-- WHAT THIS TASK INVOLVES --
Print the entries below word for word; the pictures stay out of your copy.

◇ ◇ ◇ ◇ ◇

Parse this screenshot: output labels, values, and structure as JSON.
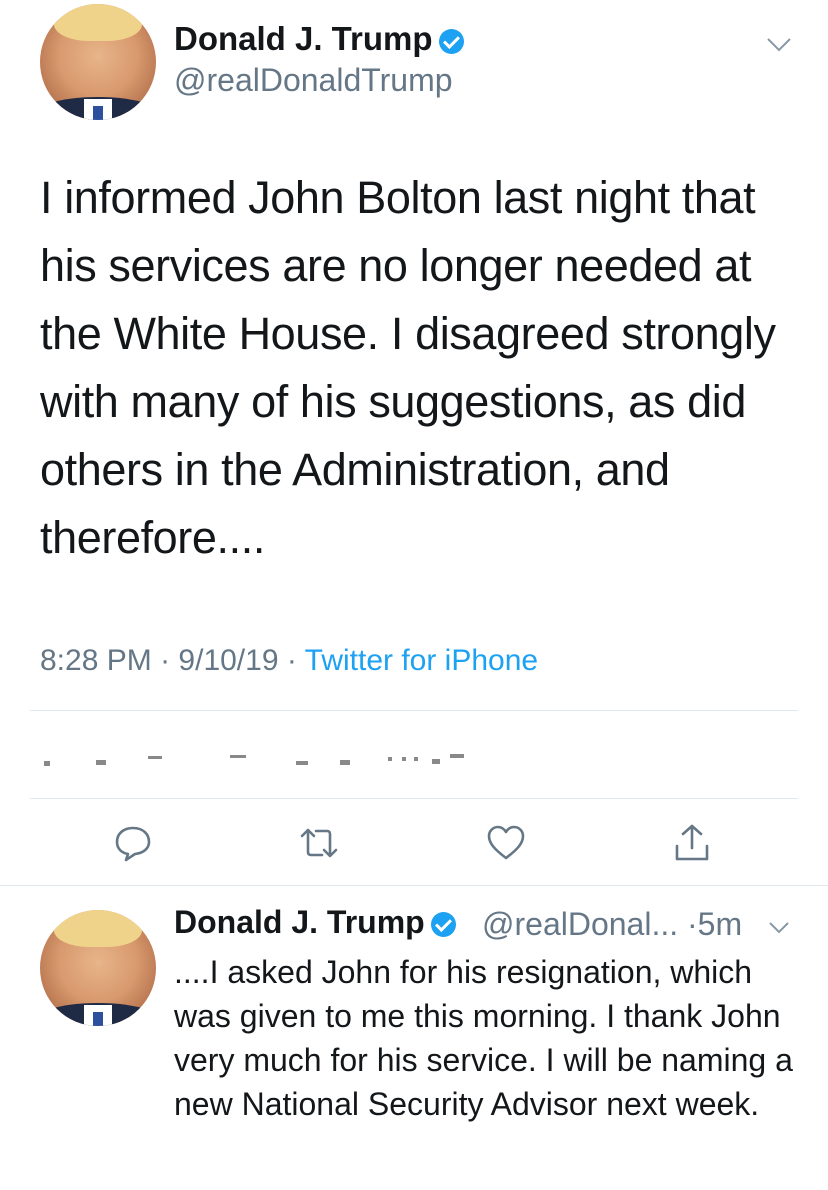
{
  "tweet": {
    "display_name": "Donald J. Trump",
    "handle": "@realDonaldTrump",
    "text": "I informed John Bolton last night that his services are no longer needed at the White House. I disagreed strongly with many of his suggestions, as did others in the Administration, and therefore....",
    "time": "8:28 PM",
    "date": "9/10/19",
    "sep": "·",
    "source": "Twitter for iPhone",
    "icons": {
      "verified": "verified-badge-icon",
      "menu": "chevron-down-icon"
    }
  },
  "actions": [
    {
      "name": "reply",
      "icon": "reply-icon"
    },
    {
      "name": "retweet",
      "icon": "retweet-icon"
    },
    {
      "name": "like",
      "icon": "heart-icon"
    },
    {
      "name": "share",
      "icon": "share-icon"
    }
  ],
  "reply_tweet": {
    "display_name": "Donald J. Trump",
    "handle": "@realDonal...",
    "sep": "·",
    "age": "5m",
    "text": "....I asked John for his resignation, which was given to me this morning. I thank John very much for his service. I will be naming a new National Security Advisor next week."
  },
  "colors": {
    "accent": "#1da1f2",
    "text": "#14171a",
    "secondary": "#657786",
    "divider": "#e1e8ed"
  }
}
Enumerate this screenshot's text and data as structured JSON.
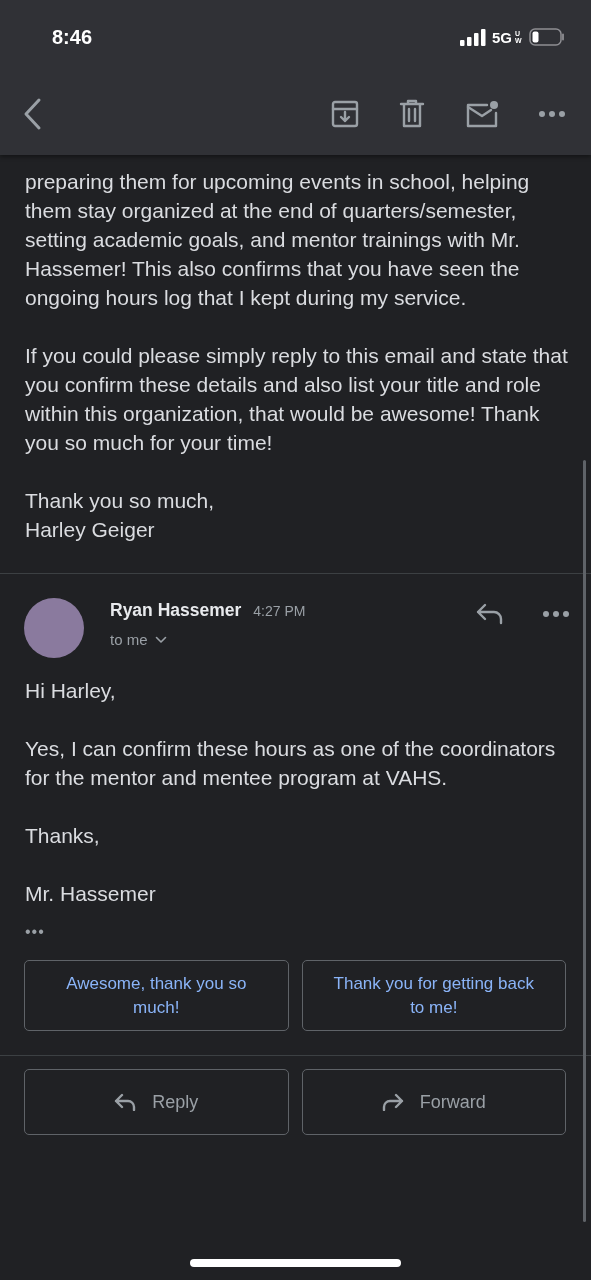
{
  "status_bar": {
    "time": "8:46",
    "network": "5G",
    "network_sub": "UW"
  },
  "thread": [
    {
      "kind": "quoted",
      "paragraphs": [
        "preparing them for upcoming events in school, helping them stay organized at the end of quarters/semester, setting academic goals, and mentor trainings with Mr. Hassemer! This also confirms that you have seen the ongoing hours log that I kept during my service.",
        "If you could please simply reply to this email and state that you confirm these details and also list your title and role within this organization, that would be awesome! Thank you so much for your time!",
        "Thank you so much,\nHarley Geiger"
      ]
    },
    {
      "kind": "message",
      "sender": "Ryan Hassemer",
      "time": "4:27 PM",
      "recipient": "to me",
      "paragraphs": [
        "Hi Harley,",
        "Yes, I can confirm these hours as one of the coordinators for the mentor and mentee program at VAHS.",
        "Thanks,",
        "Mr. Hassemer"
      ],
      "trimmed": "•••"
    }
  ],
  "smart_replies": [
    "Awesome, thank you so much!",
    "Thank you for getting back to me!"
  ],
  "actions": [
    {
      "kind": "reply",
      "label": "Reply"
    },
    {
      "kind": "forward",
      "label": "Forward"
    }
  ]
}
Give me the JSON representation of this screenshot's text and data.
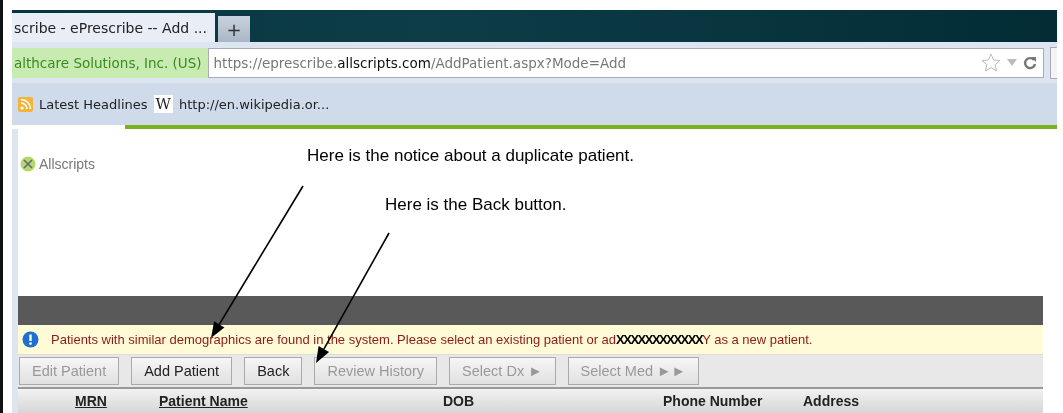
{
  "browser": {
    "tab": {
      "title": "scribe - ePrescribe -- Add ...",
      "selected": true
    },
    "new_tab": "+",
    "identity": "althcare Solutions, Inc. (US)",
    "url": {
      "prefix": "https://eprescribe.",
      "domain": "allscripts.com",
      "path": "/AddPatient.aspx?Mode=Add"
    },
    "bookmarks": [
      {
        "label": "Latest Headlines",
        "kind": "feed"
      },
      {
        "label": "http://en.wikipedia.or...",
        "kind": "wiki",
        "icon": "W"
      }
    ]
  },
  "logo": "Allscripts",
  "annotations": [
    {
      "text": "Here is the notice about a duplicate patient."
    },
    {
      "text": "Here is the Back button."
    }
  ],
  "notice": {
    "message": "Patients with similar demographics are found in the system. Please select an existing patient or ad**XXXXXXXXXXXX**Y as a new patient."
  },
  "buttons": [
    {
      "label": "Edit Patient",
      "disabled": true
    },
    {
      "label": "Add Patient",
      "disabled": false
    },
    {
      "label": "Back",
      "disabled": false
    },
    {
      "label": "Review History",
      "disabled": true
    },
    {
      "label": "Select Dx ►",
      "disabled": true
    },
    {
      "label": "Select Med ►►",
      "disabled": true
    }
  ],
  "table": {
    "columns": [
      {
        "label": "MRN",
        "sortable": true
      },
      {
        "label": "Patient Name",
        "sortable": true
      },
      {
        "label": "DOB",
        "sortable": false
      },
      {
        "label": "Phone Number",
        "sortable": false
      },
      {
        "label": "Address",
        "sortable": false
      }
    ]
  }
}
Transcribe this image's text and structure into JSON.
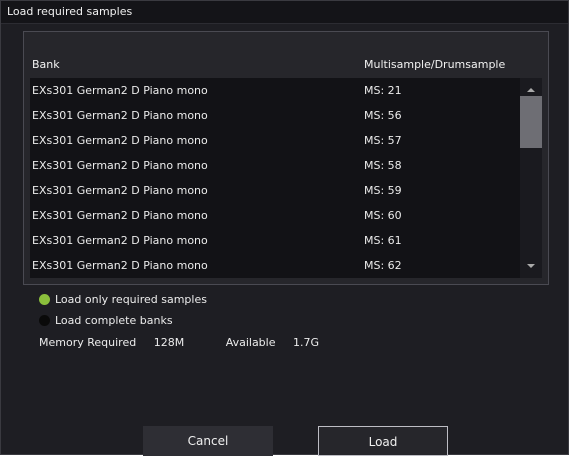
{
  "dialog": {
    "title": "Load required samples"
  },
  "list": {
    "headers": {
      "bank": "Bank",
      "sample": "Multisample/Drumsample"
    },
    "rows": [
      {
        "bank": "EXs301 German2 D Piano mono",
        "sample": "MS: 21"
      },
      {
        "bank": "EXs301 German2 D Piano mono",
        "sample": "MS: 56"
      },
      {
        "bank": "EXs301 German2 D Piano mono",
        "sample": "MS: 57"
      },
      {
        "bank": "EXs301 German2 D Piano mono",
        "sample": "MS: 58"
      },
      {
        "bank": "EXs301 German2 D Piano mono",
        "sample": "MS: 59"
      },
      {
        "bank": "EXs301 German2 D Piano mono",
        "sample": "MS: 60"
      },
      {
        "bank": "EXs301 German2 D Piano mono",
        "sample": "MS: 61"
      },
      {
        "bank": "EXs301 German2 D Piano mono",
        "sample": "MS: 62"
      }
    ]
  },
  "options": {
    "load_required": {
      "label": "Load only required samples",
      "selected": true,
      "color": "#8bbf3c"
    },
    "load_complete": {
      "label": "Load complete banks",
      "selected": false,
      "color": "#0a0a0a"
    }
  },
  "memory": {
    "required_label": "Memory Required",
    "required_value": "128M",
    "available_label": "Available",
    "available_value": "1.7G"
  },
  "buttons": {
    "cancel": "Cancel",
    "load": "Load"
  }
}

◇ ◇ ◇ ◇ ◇

-- TASK OUTPUT --
Parse this screenshot: output labels, values, and structure as JSON.
{
  "tweet": {
    "display_name": "Donald J. Trump",
    "handle": "@realDonaldTrump",
    "text": "I informed John Bolton last night that his services are no longer needed at the White House. I disagreed strongly with many of his suggestions, as did others in the Administration, and therefore....",
    "time": "8:28 PM",
    "date": "9/10/19",
    "sep": "·",
    "source": "Twitter for iPhone",
    "icons": {
      "verified": "verified-badge-icon",
      "menu": "chevron-down-icon"
    }
  },
  "actions": [
    {
      "name": "reply",
      "icon": "reply-icon"
    },
    {
      "name": "retweet",
      "icon": "retweet-icon"
    },
    {
      "name": "like",
      "icon": "heart-icon"
    },
    {
      "name": "share",
      "icon": "share-icon"
    }
  ],
  "reply_tweet": {
    "display_name": "Donald J. Trump",
    "handle": "@realDonal...",
    "sep": "·",
    "age": "5m",
    "text": "....I asked John for his resignation, which was given to me this morning. I thank John very much for his service. I will be naming a new National Security Advisor next week."
  },
  "colors": {
    "accent": "#1da1f2",
    "text": "#14171a",
    "secondary": "#657786",
    "divider": "#e1e8ed"
  }
}
Enumerate this screenshot's text and data as structured JSON.
{
  "status_bar": {
    "time": "8:46",
    "network": "5G",
    "network_sub": "UW"
  },
  "thread": [
    {
      "kind": "quoted",
      "paragraphs": [
        "preparing them for upcoming events in school, helping them stay organized at the end of quarters/semester, setting academic goals, and mentor trainings with Mr. Hassemer! This also confirms that you have seen the ongoing hours log that I kept during my service.",
        "If you could please simply reply to this email and state that you confirm these details and also list your title and role within this organization, that would be awesome! Thank you so much for your time!",
        "Thank you so much,\nHarley Geiger"
      ]
    },
    {
      "kind": "message",
      "sender": "Ryan Hassemer",
      "time": "4:27 PM",
      "recipient": "to me",
      "paragraphs": [
        "Hi Harley,",
        "Yes, I can confirm these hours as one of the coordinators for the mentor and mentee program at VAHS.",
        "Thanks,",
        "Mr. Hassemer"
      ],
      "trimmed": "•••"
    }
  ],
  "smart_replies": [
    "Awesome, thank you so much!",
    "Thank you for getting back to me!"
  ],
  "actions": [
    {
      "kind": "reply",
      "label": "Reply"
    },
    {
      "kind": "forward",
      "label": "Forward"
    }
  ]
}
Give me the JSON representation of this screenshot's text and data.
{
  "browser": {
    "tab": {
      "title": "scribe - ePrescribe -- Add ...",
      "selected": true
    },
    "new_tab": "+",
    "identity": "althcare Solutions, Inc. (US)",
    "url": {
      "prefix": "https://eprescribe.",
      "domain": "allscripts.com",
      "path": "/AddPatient.aspx?Mode=Add"
    },
    "bookmarks": [
      {
        "label": "Latest Headlines",
        "kind": "feed"
      },
      {
        "label": "http://en.wikipedia.or...",
        "kind": "wiki",
        "icon": "W"
      }
    ]
  },
  "logo": "Allscripts",
  "annotations": [
    {
      "text": "Here is the notice about a duplicate patient."
    },
    {
      "text": "Here is the Back button."
    }
  ],
  "notice": {
    "message": "Patients with similar demographics are found in the system. Please select an existing patient or ad**XXXXXXXXXXXX**Y as a new patient."
  },
  "buttons": [
    {
      "label": "Edit Patient",
      "disabled": true
    },
    {
      "label": "Add Patient",
      "disabled": false
    },
    {
      "label": "Back",
      "disabled": false
    },
    {
      "label": "Review History",
      "disabled": true
    },
    {
      "label": "Select Dx ►",
      "disabled": true
    },
    {
      "label": "Select Med ►►",
      "disabled": true
    }
  ],
  "table": {
    "columns": [
      {
        "label": "MRN",
        "sortable": true
      },
      {
        "label": "Patient Name",
        "sortable": true
      },
      {
        "label": "DOB",
        "sortable": false
      },
      {
        "label": "Phone Number",
        "sortable": false
      },
      {
        "label": "Address",
        "sortable": false
      }
    ]
  }
}
Transcribe this image's text and structure into JSON.
{
  "dialog": {
    "title": "Load required samples"
  },
  "list": {
    "headers": {
      "bank": "Bank",
      "sample": "Multisample/Drumsample"
    },
    "rows": [
      {
        "bank": "EXs301 German2 D Piano mono",
        "sample": "MS: 21"
      },
      {
        "bank": "EXs301 German2 D Piano mono",
        "sample": "MS: 56"
      },
      {
        "bank": "EXs301 German2 D Piano mono",
        "sample": "MS: 57"
      },
      {
        "bank": "EXs301 German2 D Piano mono",
        "sample": "MS: 58"
      },
      {
        "bank": "EXs301 German2 D Piano mono",
        "sample": "MS: 59"
      },
      {
        "bank": "EXs301 German2 D Piano mono",
        "sample": "MS: 60"
      },
      {
        "bank": "EXs301 German2 D Piano mono",
        "sample": "MS: 61"
      },
      {
        "bank": "EXs301 German2 D Piano mono",
        "sample": "MS: 62"
      }
    ]
  },
  "options": {
    "load_required": {
      "label": "Load only required samples",
      "selected": true,
      "color": "#8bbf3c"
    },
    "load_complete": {
      "label": "Load complete banks",
      "selected": false,
      "color": "#0a0a0a"
    }
  },
  "memory": {
    "required_label": "Memory Required",
    "required_value": "128M",
    "available_label": "Available",
    "available_value": "1.7G"
  },
  "buttons": {
    "cancel": "Cancel",
    "load": "Load"
  }
}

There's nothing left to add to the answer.